WORK REQUEST |
Wherever the string "플레이어" appears in the entries below, return the line that holds it.

(Entries taken from a collection)
——————
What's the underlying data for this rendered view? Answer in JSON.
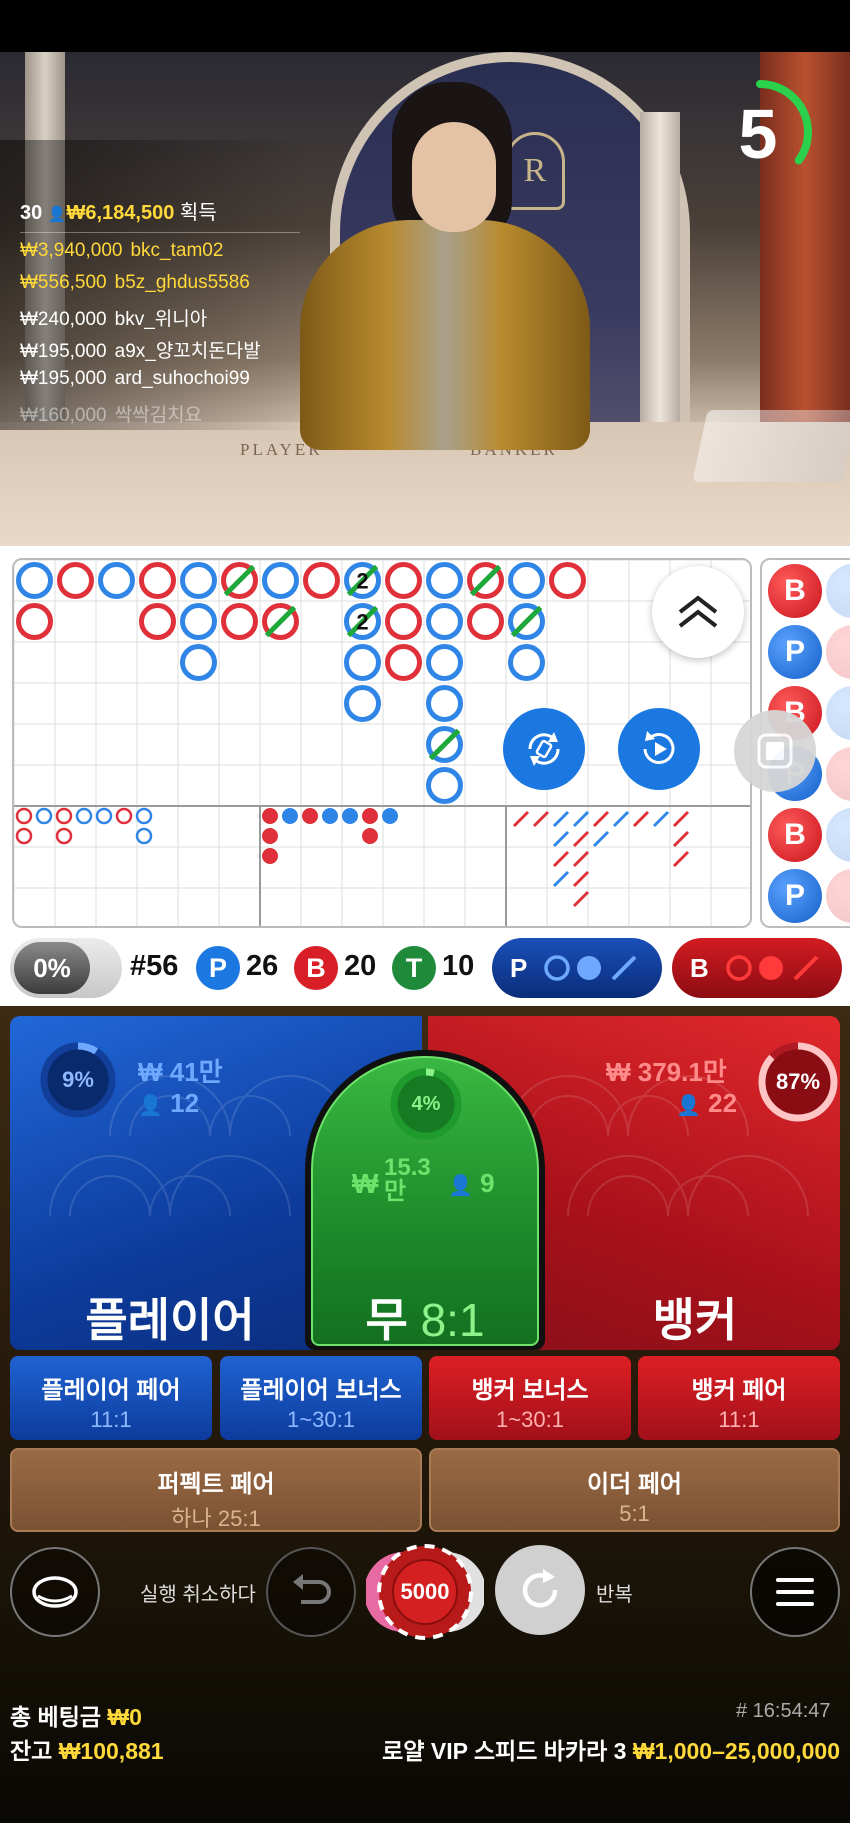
{
  "timer": {
    "seconds": "5",
    "progress": 0.35,
    "color": "#2bd14a"
  },
  "bet_feed": {
    "players": "30",
    "total": "₩6,184,500",
    "label": "획득",
    "rows": [
      {
        "amount": "₩3,940,000",
        "name": "bkc_tam02",
        "highlight": true
      },
      {
        "amount": "₩556,500",
        "name": "b5z_ghdus5586",
        "highlight": true
      },
      {
        "amount": "₩240,000",
        "name": "bkv_위니아",
        "highlight": false
      },
      {
        "amount": "₩195,000",
        "name": "a9x_양꼬치돈다발",
        "highlight": false
      },
      {
        "amount": "₩195,000",
        "name": "ard_suhochoi99",
        "highlight": false
      },
      {
        "amount": "₩160,000",
        "name": "싹싹김치요",
        "highlight": false
      }
    ]
  },
  "video": {
    "table_player": "PLAYER",
    "table_banker": "BANKER",
    "emblem": "R"
  },
  "roadmap": {
    "big_road": [
      [
        {
          "c": "p"
        },
        {
          "c": "b"
        }
      ],
      [
        {
          "c": "b"
        }
      ],
      [
        {
          "c": "p"
        }
      ],
      [
        {
          "c": "b"
        },
        {
          "c": "b"
        }
      ],
      [
        {
          "c": "p"
        },
        {
          "c": "p"
        },
        {
          "c": "p"
        }
      ],
      [
        {
          "c": "b",
          "tie": true
        },
        {
          "c": "b"
        }
      ],
      [
        {
          "c": "p"
        },
        {
          "c": "b",
          "tie": true
        }
      ],
      [
        {
          "c": "b"
        }
      ],
      [
        {
          "c": "p",
          "label": "2",
          "tie": true
        },
        {
          "c": "p",
          "label": "2",
          "tie": true
        },
        {
          "c": "p"
        },
        {
          "c": "p"
        }
      ],
      [
        {
          "c": "b"
        },
        {
          "c": "b"
        },
        {
          "c": "b"
        }
      ],
      [
        {
          "c": "p"
        },
        {
          "c": "p"
        },
        {
          "c": "p"
        },
        {
          "c": "p"
        },
        {
          "c": "p",
          "tie": true
        },
        {
          "c": "p"
        }
      ],
      [
        {
          "c": "b",
          "tie": true
        },
        {
          "c": "b"
        }
      ],
      [
        {
          "c": "p"
        },
        {
          "c": "p",
          "tie": true
        },
        {
          "c": "p"
        }
      ],
      [
        {
          "c": "b"
        }
      ]
    ],
    "side_beads": [
      "B",
      "P",
      "B",
      "P",
      "B",
      "P"
    ]
  },
  "stats": {
    "percent": "0%",
    "round": "#56",
    "player_letter": "P",
    "player_count": "26",
    "banker_letter": "B",
    "banker_count": "20",
    "tie_letter": "T",
    "tie_count": "10",
    "pred_player": "P",
    "pred_banker": "B"
  },
  "bets": {
    "player": {
      "percent": "9%",
      "pct_value": 9,
      "amount": "₩ 41만",
      "users": "12",
      "label": "플레이어"
    },
    "tie": {
      "percent": "4%",
      "pct_value": 4,
      "amount": "₩15.3\n만",
      "amount_top": "15.3",
      "amount_unit": "만",
      "currency": "₩",
      "users": "9",
      "label": "무",
      "odds": "8:1"
    },
    "banker": {
      "percent": "87%",
      "pct_value": 87,
      "amount": "₩ 379.1만",
      "users": "22",
      "label": "뱅커"
    },
    "side": [
      {
        "label": "플레이어 페어",
        "odds": "11:1",
        "color": "blue"
      },
      {
        "label": "플레이어 보너스",
        "odds": "1~30:1",
        "color": "blue"
      },
      {
        "label": "뱅커 보너스",
        "odds": "1~30:1",
        "color": "red"
      },
      {
        "label": "뱅커 페어",
        "odds": "11:1",
        "color": "red"
      }
    ],
    "pairs": [
      {
        "label": "퍼펙트 페어",
        "odds": "하나 25:1"
      },
      {
        "label": "이더 페어",
        "odds": "5:1"
      }
    ]
  },
  "controls": {
    "undo_label": "실행 취소하다",
    "chip_value": "5000",
    "repeat_label": "반복"
  },
  "footer": {
    "total_bet_label": "총 베팅금",
    "total_bet_value": "₩0",
    "balance_label": "잔고",
    "balance_value": "₩100,881",
    "table_name": "로얄 VIP 스피드 바카라 3",
    "limits": "₩1,000–25,000,000",
    "time": "# 16:54:47"
  },
  "colors": {
    "player": "#1b6be0",
    "banker": "#d81e27",
    "tie": "#1fa83a",
    "gold": "#ffd83a"
  }
}
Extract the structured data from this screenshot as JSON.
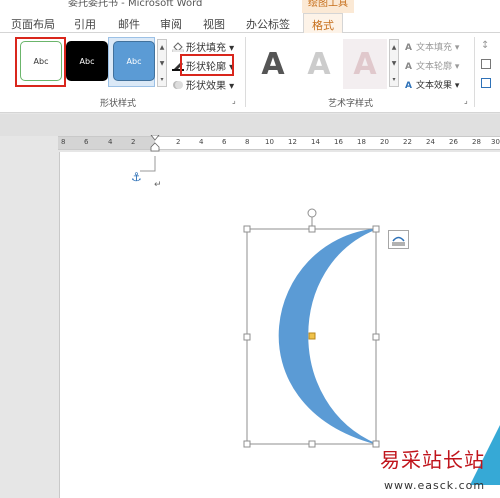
{
  "titlebar": {
    "doc_title": "委托委托书 - Microsoft Word",
    "context_tab": "绘图工具"
  },
  "tabs": [
    "页面布局",
    "引用",
    "邮件",
    "审阅",
    "视图",
    "办公标签",
    "格式"
  ],
  "shape_styles": {
    "thumbnails": [
      "Abc",
      "Abc",
      "Abc"
    ],
    "fill_label": "形状填充",
    "outline_label": "形状轮廓",
    "effects_label": "形状效果",
    "group_label": "形状样式"
  },
  "wordart": {
    "samples": [
      "A",
      "A",
      "A"
    ],
    "text_fill_label": "文本填充",
    "text_outline_label": "文本轮廓",
    "text_effects_label": "文本效果",
    "group_label": "艺术字样式"
  },
  "ruler": {
    "ticks": [
      "8",
      "6",
      "4",
      "2",
      "2",
      "4",
      "6",
      "8",
      "10",
      "12",
      "14",
      "16",
      "18",
      "20",
      "22",
      "24",
      "26",
      "28",
      "30"
    ]
  },
  "document": {
    "paragraph_mark": "↵"
  },
  "watermark": {
    "text": "易采站长站",
    "url": "www.easck.com"
  },
  "colors": {
    "shape_fill": "#5b9bd5",
    "context_accent": "#c66e1a",
    "highlight": "#d9261c"
  }
}
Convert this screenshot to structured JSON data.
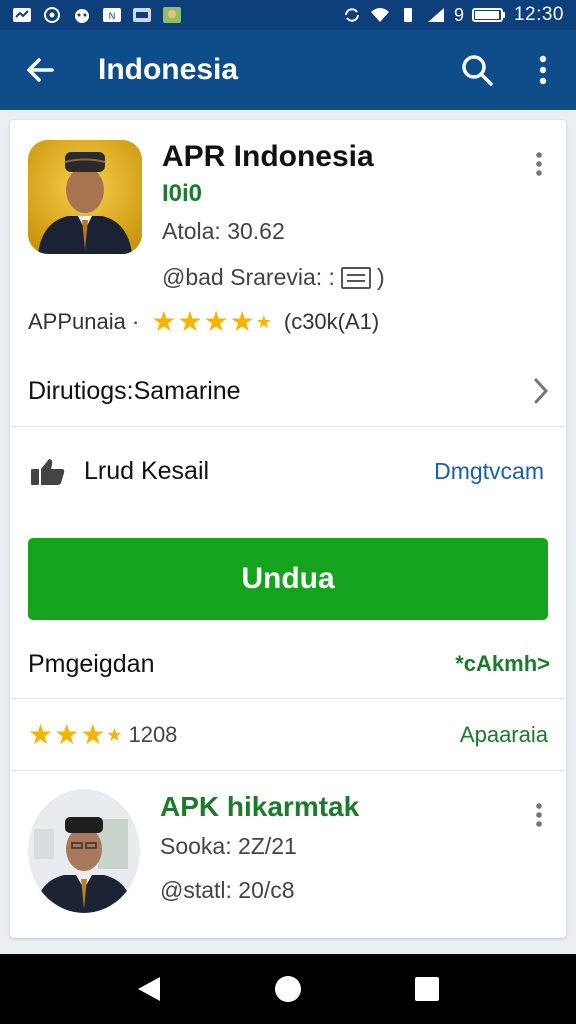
{
  "status_bar": {
    "time": "12:30",
    "battery": "9"
  },
  "app_bar": {
    "title": "Indonesia"
  },
  "app": {
    "name": "APR Indonesia",
    "subtitle": "I0i0",
    "version": "Atola: 30.62",
    "developer": "@bad Srarevia: :",
    "developer_suffix": ")",
    "category": "APPunaia ·",
    "rating_text": "(c30k(A1)",
    "rating_value": 4.5
  },
  "distribution": {
    "label": "Dirutiogs:Samarine"
  },
  "feature": {
    "label": "Lrud Kesail",
    "link": "Dmgtvcam"
  },
  "install": {
    "label": "Undua"
  },
  "permissions": {
    "label": "Pmgeigdan",
    "link": "*cAkmh>"
  },
  "reviews": {
    "count": "1208",
    "link": "Apaaraia",
    "rating_value": 3
  },
  "related": {
    "title": "APK hikarmtak",
    "version": "Sooka: 2Z/21",
    "size": "@statl: 20/c8"
  },
  "colors": {
    "status_bar": "#0d3f7a",
    "app_bar": "#0f4c8a",
    "install_button": "#15a21d",
    "accent_green": "#1b7a2c",
    "link_blue": "#1a5fa8",
    "star": "#f4b400"
  },
  "icons": {
    "back": "arrow-left-icon",
    "search": "search-icon",
    "more": "more-vert-icon",
    "chevron": "chevron-right-icon",
    "thumb": "thumbs-up-icon"
  }
}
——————
ANSWER SPACE |
      "label": "플레이어"
        "label": "플레이어 페어",
        "label": "플레이어 보너스",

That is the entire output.